“The same consultancy three years later moved Northport from the twelfth most preferred option, straight to number one, with no explanation,” said Laurence Kubiak, the chief executive.
Oliver Bruce, who runs a podcast on Micromobility, tweeted this graph showing the sales of e-bikes and e-scooters vs electric cars in NZ. Both the previous and current government are keen for electric vehicles and have put in various schemes to try and make them cheaper and more attractive but it increasingly seems they’re focused on wrong thing and we should be focusing on how we can get even more people on e-bikes and scooters.
Just your periodic reminder that e-bike/scooter sales in NZ are going gangbusters.
102% YoY growth through October this year, and on track to sell 60k+ units.
For context, we'd be lucky to sell 7k electric cars, up 23%.
The future of urban transport is hidden in plain sight. pic.twitter.com/EWX516g4a6
— OLIVER BRUCE (@oliverbruce) November 19, 2019
Old Mangere Bridge Replacement
After being closed almost exactly a year ago due to safety concerns, today construction is finally starting for the replacement of the Old Mangere Bridge.
Rail Network Reliability
There have been a number of reliability issues with the rail network recently resulting in emergency works and speed restrictions. A press release a few weeks ago from the NZTA noted that inspections were undertaken by walking the entire length of the network.
“A total of 34 faults were found during the inspections. Most of those faults (20) were able to be repaired or remedied on the same day, while others have mitigations put in place until a permanent fix is made.
Huntly RoNS almost finished
One of the big Roads of National Significance projects is nearing completion with the NZTA announcing the Huntly section of the Waikato Expressway will open after two days of celebrations in February. The expressway is a 15km long bypass of Huntly and Taupiri. It has involved significant earthworks including a 57m deep cut through the summit of the Taupiri range involving the removal of 1.3 million m³ of earth.
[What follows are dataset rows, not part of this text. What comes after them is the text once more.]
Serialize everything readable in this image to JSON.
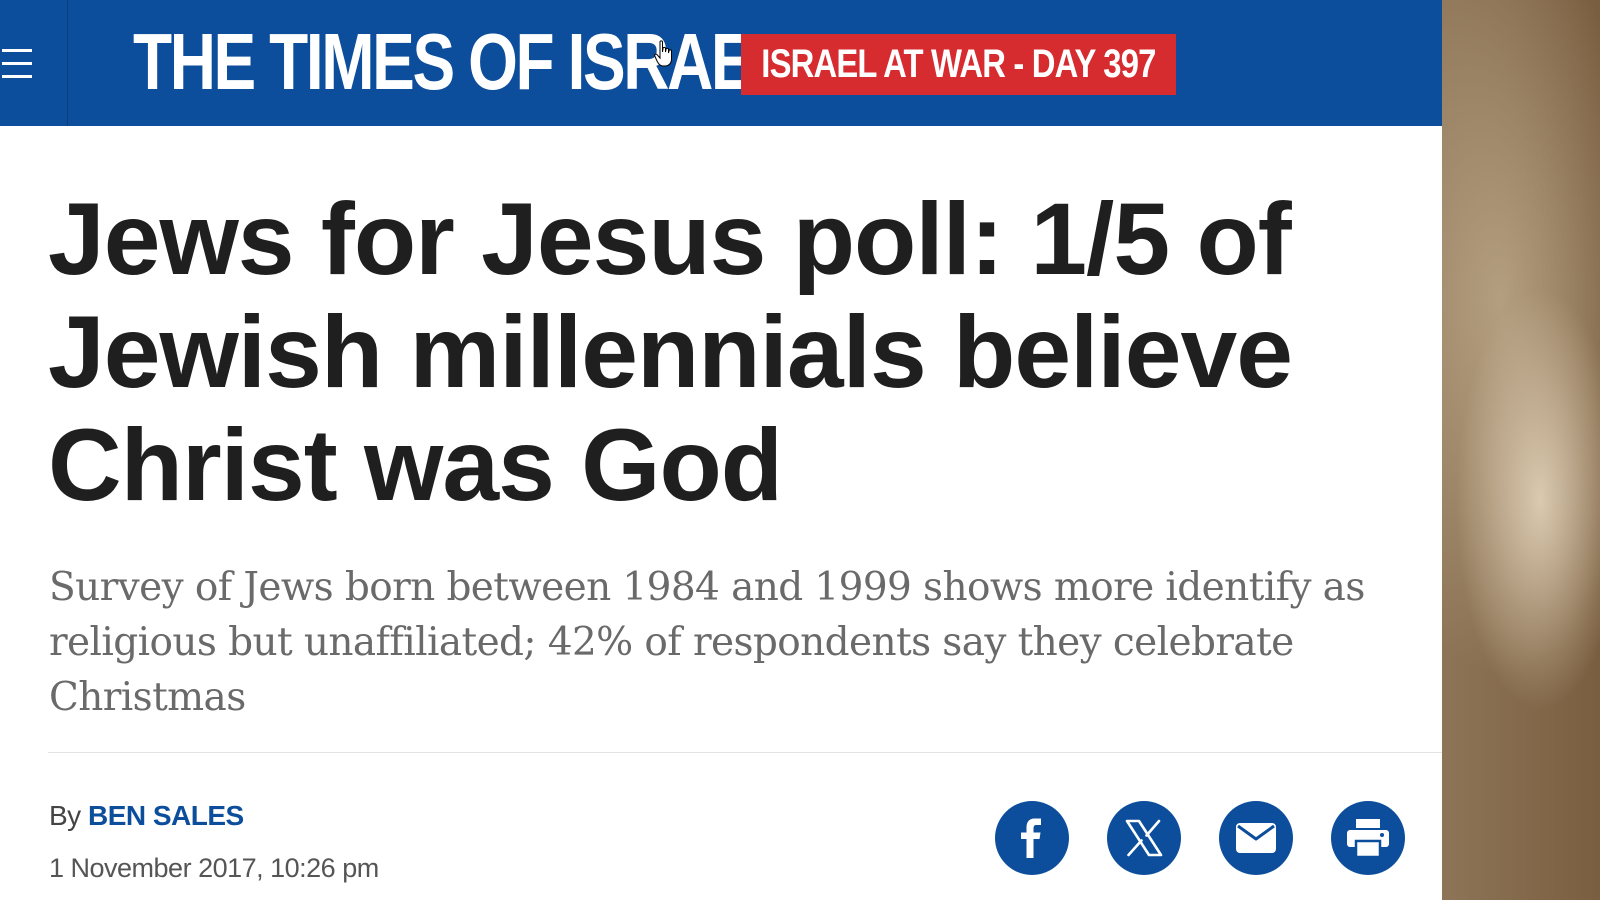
{
  "header": {
    "logo_text": "THE TIMES OF ISRAEL",
    "war_badge": "ISRAEL AT WAR - DAY 397",
    "brand_color": "#0d4e9c",
    "badge_color": "#d62b2f"
  },
  "article": {
    "headline": "Jews for Jesus poll: 1/5 of Jewish millennials believe Christ was God",
    "subheadline": "Survey of Jews born between 1984 and 1999 shows more identify as religious but unaffiliated; 42% of respondents say they celebrate Christmas",
    "byline_prefix": "By",
    "author": "BEN SALES",
    "date": "1 November 2017, 10:26 pm"
  },
  "share": {
    "icons": [
      "facebook-icon",
      "x-icon",
      "email-icon",
      "print-icon"
    ]
  }
}
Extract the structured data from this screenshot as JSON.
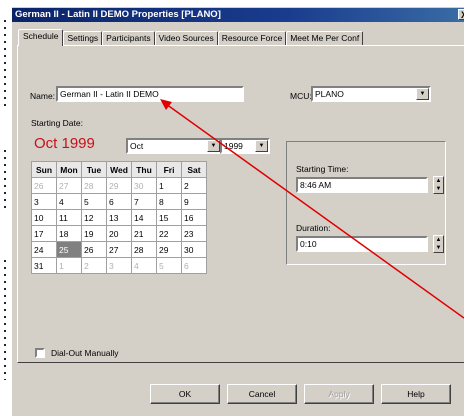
{
  "window": {
    "title": "German II - Latin II DEMO Properties  [PLANO]",
    "close_glyph": "X"
  },
  "tabs": [
    {
      "label": "Schedule"
    },
    {
      "label": "Settings"
    },
    {
      "label": "Participants"
    },
    {
      "label": "Video Sources"
    },
    {
      "label": "Resource Force"
    },
    {
      "label": "Meet Me Per Conf"
    }
  ],
  "form": {
    "name_label": "Name:",
    "name_value": "German II - Latin II DEMO",
    "mcu_label": "MCU:",
    "mcu_value": "PLANO",
    "starting_date_label": "Starting Date:",
    "big_month": "Oct 1999",
    "month_value": "Oct",
    "year_value": "1999"
  },
  "calendar": {
    "headers": [
      "Sun",
      "Mon",
      "Tue",
      "Wed",
      "Thu",
      "Fri",
      "Sat"
    ],
    "rows": [
      [
        "26",
        "27",
        "28",
        "29",
        "30",
        "1",
        "2"
      ],
      [
        "3",
        "4",
        "5",
        "6",
        "7",
        "8",
        "9"
      ],
      [
        "10",
        "11",
        "12",
        "13",
        "14",
        "15",
        "16"
      ],
      [
        "17",
        "18",
        "19",
        "20",
        "21",
        "22",
        "23"
      ],
      [
        "24",
        "25",
        "26",
        "27",
        "28",
        "29",
        "30"
      ],
      [
        "31",
        "1",
        "2",
        "3",
        "4",
        "5",
        "6"
      ]
    ],
    "selected": "25"
  },
  "time": {
    "starting_time_label": "Starting Time:",
    "starting_time_value": "8:46 AM",
    "duration_label": "Duration:",
    "duration_value": "0:10"
  },
  "dial_out_label": "Dial-Out Manually",
  "buttons": {
    "ok": "OK",
    "cancel": "Cancel",
    "apply": "Apply",
    "help": "Help"
  },
  "colors": {
    "title_bar": "#0a246a",
    "big_month": "#c8101a",
    "annotation_arrow": "#e00000"
  }
}
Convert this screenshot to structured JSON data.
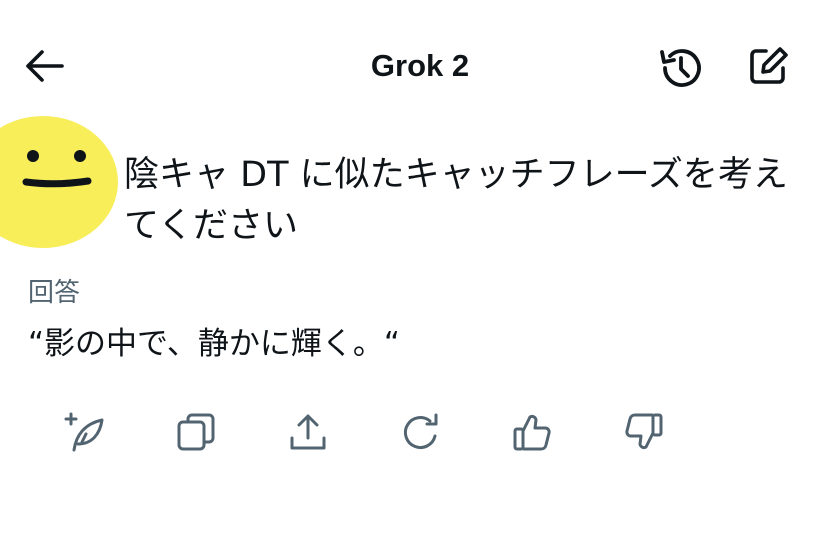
{
  "header": {
    "title": "Grok 2",
    "back_icon": "arrow-left-icon",
    "history_icon": "history-icon",
    "new_chat_icon": "compose-icon"
  },
  "conversation": {
    "user_message": "陰キャ DT に似たキャッチフレーズを考えてください",
    "response_label": "回答",
    "response_text": "“影の中で、静かに輝く。“"
  },
  "actions": [
    {
      "name": "new-post-icon"
    },
    {
      "name": "copy-icon"
    },
    {
      "name": "share-icon"
    },
    {
      "name": "regenerate-icon"
    },
    {
      "name": "thumbs-up-icon"
    },
    {
      "name": "thumbs-down-icon"
    }
  ],
  "colors": {
    "icon": "#536471",
    "avatar": "#f7ee5a",
    "text": "#0f1419"
  }
}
However, things aren’t quite on time down the expressway a bit further with the Hamilton section now likely delayed by up to a year.